Kentucky wanted Randolph Morris' penalty to be only nine games, or 30 percent of the Wildcats' season for committing violations during his NBA draft testing process last spring.
And that's exactly what the Wildcats will continue to push for when it files its appeal on Morris' one-year ban from playing when the Student-Athlete Reinstatement Committee meets via conference call the week of Dec. 19.
"We think 30 percent is fair based on past precedent," said Scott Stricklin, Kentucky's assistant athletic director in charge of media relations.
If Kentucky had gotten its way on the Morris case then Saturday's game against Indiana would have been the last one Morris would have missed this season. Kentucky (6-2) plays host to Louisville on Dec. 17 and since the committee won't hear the case until after that game Morris is assured of missing more than Kentucky's requested nine games. The Wildcats next game after the committee hears the case is Dec. 23 against Iona.
Kentucky's initial request for 30 percent was made public Friday when the school released documents through the Kentucky Open Records Act.
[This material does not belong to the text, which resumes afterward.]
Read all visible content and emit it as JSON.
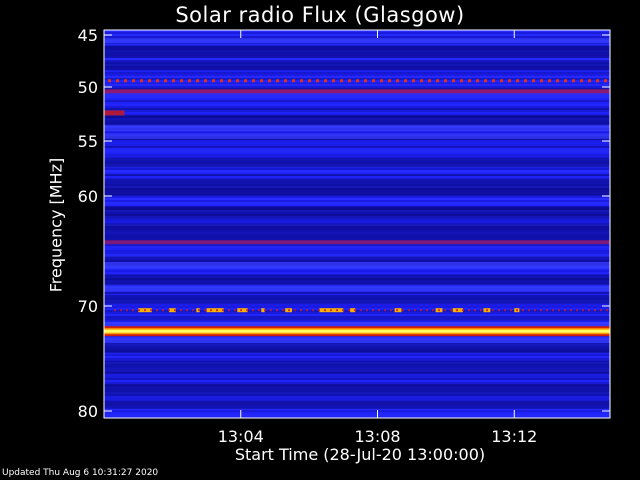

Kentucky based its case on reinstatement that there was a lack of evidence of a "specific exchange between the Morris family and SFX" agency where the two parties had "directly agreed [verbally or in writing] to be represented by SFX." The appeal also said Morris' father didn't know that SFX acting as a conduit for NBA teams would be construed of a violation.
The appeal showed that Morris received $7,328.96 of pre-paid expenses from nine NBA teams to cover workouts. SFX also paid a $75 fee for use of the Lakeshore Athletic Club for a workout on June 9 in Chicago.
Two of the most notable disclosures in the appeal were the Morris' monthly payment schedule to repay the money. The Morris' will donate money toward the United Negro College Fund. The first payment of $2,000 was made on Oct. 3. A canceled check to the fund accompanied the report. The second payment of $2,500 is due on Jan. 31, 2006 and then the final installment of $2,828.96 is set for March 7.
A plea from Randolph was also included. In the personal letter, Morris responds to one of the NCAA's complaints that he didn't consult with Kentucky coach Tubby Smith. Morris said, "The reason I did not consult with my coach was I thought it would have been too difficult to talk about. It is similar to the situation after recruiting is over and you have to inform coaches, who you have developed a relationship with, that you are not coming to their school. That is a very difficult conversation to have because you know that you are disappointing someone. This probably was not the most mature decision to make and I now regret making it."
Morris continued to say that he wanted to protect his eligibility throughout the summer. He said he spoke with Kentucky's compliance officer about the NCAA rules to ensure he was following protocol.
"My education is very important to me. My GPA is a [blanked out] and I am on schedule to graduate in four years," Morris said in his letter. Morris is considered an NBA free agent. He has two years of eligibility remaining under the NCAA's ruling, beginning in 2006-07. But Morris said, "I am also committed to remain at the University of Kentucky for the remainder of my eligibility. Again, I want to thank you for the second chance you have given to me. I know you understand that this is much more than basketball and that this is my life."
The letter is dated, Dec. 4, and signed by Randolph Morris. His admission got him two years of eligibility instead of a permanent ban from the NCAA staff. Now, he must wait another two weeks to see if a committee made up of administrators from NCAA member schools is sympathetic to his plea.
Andy Katz is a senior writer at ESPN.com.